While insurance won’t cover the cost of the vaccines, having your pet fully vaccinated will decrease your premium. You can always add on a wellness plan for your pet where shots will be included.
Pet insurance coverage for surgeries is different depending on the type of surgery your pet needs. The simplest accident plans will cover surgeries related to unexpected illnesses or injuries. However, it will not cover surgeries for pre-existing conditions, elective interventions like spaying, declawing, ears and tail cropping.
Generally, insurance companies don’t cover pre-existing conditions. Yet, some providers may allow pet insurance that covers pre-existing conditions, but only if the pet has been cleared and not needed an intervention for that condition in the past 12 months. This is why it’s recommended that you enroll your pet as soon as possible.
Yes, you can still get pet insurance if your pet has a pre-existing condition. However, your policy will not include related treatments unless the company covers the expenses for pets that have not needed intervention for that condition in the past year.
Most of the time, yes. Different pet insurance providers have different methods. One is where you pay the bill upfront, and the other is where the company pays the vet directly.
Some providers, like PetsBest, have a network of vets where if you take your pet there, they will pay the vet directly.
Health insurance for your pet is not tax-deductible. However, there are exceptions if you have a service animal like a service dog.
Yes, every licensed vet takes pet insurance. The difference comes in knowing how pet insurance works, more specifically, your pet insurance policy.
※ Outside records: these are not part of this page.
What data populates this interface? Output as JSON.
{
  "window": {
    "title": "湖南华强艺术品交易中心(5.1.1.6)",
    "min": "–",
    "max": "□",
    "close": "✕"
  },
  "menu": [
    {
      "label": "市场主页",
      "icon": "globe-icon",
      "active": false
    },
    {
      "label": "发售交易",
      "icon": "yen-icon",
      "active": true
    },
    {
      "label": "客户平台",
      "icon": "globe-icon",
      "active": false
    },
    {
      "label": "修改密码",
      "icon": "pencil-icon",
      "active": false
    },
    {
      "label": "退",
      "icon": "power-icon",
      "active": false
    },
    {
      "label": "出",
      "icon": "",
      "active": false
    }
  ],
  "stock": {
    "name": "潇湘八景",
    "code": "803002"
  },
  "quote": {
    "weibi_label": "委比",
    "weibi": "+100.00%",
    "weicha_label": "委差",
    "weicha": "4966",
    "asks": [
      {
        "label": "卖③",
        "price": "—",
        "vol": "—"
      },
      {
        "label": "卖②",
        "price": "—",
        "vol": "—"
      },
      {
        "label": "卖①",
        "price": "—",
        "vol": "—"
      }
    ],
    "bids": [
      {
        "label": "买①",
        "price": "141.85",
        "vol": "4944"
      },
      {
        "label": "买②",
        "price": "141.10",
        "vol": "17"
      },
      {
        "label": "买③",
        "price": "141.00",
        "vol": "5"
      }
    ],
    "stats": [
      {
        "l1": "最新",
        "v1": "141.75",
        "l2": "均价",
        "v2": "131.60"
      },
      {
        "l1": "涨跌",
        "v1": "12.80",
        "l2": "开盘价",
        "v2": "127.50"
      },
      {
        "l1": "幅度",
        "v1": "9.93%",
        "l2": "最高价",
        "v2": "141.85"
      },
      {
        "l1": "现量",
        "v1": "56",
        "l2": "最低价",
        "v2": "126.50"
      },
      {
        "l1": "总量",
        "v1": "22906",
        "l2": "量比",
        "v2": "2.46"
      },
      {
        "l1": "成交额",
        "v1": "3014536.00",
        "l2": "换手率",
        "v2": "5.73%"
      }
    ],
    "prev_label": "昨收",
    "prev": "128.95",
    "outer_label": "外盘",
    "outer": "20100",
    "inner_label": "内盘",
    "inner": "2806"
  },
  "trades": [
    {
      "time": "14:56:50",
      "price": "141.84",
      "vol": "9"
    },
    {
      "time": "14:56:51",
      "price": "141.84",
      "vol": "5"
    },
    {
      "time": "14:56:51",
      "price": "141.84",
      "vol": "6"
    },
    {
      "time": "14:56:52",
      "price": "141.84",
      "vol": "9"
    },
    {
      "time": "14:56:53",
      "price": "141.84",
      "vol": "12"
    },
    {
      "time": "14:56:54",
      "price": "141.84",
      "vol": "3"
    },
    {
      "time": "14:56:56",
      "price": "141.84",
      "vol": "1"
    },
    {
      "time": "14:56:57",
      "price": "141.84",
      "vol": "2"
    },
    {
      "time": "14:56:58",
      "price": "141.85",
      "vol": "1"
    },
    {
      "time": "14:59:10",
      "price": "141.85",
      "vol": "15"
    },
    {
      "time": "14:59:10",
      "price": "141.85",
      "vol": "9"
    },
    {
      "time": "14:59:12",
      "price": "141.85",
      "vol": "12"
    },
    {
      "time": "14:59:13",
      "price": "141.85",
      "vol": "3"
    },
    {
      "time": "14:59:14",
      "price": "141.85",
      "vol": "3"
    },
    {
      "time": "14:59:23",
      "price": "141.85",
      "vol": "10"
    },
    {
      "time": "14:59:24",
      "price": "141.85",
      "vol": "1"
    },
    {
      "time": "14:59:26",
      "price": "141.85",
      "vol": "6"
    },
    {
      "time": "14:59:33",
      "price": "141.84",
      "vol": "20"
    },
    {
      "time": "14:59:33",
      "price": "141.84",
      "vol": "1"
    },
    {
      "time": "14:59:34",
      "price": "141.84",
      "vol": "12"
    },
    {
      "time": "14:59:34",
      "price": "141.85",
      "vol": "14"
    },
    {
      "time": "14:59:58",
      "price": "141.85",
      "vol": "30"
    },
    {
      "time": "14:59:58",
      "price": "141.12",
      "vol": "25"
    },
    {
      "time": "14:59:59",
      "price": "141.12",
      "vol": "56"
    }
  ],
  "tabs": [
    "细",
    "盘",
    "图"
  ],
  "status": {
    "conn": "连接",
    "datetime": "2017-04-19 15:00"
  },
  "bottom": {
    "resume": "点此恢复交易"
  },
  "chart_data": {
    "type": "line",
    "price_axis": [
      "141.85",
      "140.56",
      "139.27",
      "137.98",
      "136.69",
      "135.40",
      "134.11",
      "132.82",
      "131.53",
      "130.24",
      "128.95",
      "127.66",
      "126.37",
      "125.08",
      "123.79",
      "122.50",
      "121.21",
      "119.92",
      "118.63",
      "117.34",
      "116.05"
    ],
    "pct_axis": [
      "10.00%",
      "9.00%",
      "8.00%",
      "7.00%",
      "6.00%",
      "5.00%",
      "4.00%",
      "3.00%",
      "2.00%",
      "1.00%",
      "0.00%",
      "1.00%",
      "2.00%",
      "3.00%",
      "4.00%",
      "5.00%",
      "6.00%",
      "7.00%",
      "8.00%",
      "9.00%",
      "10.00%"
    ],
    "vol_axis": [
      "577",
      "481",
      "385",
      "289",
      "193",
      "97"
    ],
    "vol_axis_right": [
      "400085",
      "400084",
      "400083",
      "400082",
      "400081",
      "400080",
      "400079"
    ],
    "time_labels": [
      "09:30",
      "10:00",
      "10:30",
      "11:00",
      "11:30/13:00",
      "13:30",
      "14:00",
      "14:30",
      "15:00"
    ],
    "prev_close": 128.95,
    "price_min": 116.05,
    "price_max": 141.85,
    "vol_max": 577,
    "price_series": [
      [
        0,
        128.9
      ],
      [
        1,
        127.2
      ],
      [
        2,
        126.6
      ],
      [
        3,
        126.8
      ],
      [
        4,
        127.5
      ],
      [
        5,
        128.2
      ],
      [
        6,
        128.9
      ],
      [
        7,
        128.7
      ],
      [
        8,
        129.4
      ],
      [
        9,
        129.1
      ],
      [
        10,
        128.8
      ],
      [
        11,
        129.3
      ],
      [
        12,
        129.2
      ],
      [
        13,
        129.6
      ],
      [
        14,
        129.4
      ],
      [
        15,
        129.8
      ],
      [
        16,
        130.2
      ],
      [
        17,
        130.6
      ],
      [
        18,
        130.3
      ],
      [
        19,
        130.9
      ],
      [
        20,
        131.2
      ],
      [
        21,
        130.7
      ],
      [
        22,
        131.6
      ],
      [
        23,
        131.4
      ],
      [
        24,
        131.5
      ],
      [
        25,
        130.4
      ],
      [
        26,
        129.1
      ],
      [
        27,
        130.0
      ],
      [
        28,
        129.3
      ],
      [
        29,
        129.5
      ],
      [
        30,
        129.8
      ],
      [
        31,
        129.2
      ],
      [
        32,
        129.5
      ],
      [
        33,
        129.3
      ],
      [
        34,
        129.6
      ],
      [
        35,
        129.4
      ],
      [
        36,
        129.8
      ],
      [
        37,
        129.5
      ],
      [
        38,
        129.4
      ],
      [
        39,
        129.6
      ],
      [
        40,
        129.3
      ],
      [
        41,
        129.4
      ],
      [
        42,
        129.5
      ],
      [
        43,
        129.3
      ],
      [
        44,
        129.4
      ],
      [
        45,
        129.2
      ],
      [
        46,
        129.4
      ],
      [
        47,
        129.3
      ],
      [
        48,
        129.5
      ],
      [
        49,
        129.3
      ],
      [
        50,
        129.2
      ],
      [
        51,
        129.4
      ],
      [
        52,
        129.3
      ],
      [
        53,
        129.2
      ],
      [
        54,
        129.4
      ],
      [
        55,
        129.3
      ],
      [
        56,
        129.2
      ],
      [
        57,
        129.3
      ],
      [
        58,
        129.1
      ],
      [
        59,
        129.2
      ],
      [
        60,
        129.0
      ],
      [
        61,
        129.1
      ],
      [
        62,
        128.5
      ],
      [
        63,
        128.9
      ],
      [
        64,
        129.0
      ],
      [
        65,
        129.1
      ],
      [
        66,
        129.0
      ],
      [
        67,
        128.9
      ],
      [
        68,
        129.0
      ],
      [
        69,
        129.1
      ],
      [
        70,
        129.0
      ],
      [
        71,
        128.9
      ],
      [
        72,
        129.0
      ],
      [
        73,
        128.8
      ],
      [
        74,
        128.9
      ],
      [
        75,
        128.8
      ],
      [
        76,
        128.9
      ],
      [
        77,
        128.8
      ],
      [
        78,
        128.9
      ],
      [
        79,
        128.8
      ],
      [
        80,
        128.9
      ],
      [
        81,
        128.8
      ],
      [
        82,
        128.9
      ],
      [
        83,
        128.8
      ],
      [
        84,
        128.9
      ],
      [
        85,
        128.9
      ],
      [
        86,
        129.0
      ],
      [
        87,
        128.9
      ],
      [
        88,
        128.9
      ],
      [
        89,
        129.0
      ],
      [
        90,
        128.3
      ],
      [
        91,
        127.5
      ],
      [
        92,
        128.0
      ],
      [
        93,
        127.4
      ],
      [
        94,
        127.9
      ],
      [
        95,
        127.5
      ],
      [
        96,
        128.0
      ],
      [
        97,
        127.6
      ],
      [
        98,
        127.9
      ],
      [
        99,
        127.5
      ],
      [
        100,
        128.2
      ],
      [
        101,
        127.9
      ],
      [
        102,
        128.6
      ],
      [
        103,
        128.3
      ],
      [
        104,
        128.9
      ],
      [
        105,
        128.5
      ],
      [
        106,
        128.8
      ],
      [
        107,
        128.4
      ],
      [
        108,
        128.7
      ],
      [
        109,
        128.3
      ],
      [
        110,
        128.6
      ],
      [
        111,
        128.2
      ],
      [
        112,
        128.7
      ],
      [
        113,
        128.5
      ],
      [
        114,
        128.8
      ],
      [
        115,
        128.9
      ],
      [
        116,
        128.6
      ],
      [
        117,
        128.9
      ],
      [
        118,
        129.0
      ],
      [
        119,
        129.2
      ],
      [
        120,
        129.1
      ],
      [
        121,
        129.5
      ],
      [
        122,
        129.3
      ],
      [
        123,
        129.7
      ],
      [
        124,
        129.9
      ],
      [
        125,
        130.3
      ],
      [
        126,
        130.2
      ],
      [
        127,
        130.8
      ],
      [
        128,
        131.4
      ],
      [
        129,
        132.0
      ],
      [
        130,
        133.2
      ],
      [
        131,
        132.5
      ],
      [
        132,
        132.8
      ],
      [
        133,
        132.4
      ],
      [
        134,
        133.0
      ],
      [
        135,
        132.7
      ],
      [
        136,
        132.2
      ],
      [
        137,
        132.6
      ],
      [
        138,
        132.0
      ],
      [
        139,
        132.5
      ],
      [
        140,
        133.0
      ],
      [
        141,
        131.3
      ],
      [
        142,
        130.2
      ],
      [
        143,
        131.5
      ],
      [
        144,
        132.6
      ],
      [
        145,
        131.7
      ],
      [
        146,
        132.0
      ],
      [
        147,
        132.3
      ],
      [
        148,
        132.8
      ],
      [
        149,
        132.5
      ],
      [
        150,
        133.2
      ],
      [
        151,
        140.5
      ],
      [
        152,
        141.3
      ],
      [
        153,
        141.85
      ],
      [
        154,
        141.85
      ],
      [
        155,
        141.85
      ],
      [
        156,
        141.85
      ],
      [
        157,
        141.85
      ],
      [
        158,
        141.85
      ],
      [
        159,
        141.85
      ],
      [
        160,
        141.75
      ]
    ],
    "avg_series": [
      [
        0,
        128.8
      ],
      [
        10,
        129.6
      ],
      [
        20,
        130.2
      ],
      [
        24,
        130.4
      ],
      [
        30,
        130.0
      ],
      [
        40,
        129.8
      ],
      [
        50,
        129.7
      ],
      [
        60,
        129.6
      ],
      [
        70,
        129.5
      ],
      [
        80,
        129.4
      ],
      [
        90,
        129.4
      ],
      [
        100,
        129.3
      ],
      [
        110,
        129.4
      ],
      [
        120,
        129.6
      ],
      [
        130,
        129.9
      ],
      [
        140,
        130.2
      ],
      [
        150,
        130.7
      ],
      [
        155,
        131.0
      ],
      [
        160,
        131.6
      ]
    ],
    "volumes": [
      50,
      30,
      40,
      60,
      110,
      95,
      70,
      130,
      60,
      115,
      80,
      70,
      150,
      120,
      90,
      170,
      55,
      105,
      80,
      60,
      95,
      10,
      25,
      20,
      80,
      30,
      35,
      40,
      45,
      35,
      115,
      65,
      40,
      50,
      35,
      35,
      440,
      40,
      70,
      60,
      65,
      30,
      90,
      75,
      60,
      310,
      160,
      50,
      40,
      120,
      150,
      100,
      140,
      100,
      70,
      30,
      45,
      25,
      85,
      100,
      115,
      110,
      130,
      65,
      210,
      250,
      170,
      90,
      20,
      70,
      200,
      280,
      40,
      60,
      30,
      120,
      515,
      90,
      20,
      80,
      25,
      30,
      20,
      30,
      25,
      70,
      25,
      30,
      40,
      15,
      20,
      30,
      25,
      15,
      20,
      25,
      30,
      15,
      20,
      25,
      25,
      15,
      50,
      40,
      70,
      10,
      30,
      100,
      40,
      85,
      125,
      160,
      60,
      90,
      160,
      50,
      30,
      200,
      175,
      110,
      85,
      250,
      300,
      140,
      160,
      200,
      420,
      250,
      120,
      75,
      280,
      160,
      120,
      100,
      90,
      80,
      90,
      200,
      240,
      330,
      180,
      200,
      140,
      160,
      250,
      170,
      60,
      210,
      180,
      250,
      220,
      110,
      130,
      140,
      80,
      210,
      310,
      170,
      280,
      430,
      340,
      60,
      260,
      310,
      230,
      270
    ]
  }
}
Some vets are in a provider’s network, for which they will be compensated by the provider directly.